### Listed records

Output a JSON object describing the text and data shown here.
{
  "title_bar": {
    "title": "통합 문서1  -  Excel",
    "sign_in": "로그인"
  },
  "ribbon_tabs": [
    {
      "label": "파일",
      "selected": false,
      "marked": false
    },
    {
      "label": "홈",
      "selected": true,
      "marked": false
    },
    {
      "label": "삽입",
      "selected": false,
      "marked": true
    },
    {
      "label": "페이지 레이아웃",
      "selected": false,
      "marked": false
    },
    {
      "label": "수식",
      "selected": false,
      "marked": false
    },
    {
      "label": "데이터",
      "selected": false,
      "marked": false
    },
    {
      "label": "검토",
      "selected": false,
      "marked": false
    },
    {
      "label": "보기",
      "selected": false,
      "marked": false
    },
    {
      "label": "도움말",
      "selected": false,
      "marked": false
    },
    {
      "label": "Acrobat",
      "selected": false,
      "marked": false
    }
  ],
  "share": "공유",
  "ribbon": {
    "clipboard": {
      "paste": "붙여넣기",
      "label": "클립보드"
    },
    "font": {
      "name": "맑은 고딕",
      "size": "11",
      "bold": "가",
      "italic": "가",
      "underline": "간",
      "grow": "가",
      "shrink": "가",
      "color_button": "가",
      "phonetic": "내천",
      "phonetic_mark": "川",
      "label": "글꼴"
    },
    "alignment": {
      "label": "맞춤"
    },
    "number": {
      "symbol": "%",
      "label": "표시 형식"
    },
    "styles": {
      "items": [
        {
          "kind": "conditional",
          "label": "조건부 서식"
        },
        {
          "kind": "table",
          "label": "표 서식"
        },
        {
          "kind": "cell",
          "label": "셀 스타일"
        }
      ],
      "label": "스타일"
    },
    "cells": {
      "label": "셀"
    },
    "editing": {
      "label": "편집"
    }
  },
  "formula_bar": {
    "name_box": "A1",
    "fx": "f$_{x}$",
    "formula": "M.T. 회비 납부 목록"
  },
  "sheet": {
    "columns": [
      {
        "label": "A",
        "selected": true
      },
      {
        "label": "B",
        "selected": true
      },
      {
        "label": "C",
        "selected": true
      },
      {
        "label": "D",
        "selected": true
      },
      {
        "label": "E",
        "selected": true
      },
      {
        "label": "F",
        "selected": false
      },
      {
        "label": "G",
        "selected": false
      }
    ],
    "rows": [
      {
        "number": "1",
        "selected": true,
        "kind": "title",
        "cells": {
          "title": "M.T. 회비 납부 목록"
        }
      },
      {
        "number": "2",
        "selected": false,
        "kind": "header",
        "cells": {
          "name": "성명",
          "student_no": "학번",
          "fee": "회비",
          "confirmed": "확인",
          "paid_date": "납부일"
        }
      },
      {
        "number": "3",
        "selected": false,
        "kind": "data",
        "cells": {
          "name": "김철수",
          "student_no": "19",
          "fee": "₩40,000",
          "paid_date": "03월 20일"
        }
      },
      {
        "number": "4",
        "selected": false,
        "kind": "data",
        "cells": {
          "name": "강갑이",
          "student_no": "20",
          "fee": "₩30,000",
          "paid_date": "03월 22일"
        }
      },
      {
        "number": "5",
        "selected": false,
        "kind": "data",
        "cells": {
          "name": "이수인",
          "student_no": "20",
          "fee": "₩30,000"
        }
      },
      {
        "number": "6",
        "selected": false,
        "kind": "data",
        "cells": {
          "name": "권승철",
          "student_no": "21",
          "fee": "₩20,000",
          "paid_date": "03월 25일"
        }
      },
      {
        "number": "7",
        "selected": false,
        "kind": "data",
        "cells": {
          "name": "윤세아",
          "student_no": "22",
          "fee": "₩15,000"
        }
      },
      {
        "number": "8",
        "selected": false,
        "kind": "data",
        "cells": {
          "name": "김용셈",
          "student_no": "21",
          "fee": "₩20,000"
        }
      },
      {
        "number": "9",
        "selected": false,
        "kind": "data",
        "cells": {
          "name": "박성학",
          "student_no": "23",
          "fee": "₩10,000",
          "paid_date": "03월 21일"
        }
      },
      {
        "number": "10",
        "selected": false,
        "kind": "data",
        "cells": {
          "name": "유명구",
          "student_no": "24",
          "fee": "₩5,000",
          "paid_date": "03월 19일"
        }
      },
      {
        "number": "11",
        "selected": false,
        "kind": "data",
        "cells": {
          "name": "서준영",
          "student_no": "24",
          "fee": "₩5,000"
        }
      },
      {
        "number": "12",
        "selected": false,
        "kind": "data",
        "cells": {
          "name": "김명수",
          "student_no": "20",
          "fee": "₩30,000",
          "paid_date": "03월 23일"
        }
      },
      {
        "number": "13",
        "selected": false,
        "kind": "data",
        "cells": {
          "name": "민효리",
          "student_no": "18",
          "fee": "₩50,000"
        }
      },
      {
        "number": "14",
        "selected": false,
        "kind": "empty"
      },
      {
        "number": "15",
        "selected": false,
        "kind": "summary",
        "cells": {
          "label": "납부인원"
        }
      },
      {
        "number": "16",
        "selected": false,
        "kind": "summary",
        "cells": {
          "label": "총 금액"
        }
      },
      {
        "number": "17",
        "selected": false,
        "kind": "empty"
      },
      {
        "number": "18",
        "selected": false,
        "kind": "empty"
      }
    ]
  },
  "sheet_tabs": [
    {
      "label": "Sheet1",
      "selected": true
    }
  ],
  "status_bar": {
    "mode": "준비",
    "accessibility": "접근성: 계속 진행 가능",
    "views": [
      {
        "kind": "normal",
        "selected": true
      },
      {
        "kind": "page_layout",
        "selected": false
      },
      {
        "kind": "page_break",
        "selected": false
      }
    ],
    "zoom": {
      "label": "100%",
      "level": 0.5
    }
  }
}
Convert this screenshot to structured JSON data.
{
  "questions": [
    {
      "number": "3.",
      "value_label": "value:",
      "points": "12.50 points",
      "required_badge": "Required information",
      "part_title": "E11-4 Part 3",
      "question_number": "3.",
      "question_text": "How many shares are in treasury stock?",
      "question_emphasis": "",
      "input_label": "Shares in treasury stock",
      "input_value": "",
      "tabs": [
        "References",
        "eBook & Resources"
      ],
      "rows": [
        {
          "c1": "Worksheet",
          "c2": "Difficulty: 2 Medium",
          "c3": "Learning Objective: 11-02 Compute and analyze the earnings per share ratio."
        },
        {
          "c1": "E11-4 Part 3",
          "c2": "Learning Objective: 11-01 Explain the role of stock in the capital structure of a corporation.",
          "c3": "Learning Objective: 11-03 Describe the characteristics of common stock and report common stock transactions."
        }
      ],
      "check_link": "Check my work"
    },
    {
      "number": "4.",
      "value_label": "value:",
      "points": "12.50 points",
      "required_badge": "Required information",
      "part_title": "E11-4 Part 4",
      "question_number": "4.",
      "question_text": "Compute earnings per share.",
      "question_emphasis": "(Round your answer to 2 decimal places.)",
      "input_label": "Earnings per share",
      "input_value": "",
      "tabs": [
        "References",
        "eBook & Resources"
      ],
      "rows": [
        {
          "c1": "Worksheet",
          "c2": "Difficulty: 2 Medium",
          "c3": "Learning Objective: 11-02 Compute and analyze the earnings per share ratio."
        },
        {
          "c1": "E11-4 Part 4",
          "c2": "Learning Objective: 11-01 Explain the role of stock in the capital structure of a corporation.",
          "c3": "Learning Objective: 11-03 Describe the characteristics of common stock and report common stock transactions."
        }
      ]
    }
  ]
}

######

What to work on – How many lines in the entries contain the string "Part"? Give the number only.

Solution – 4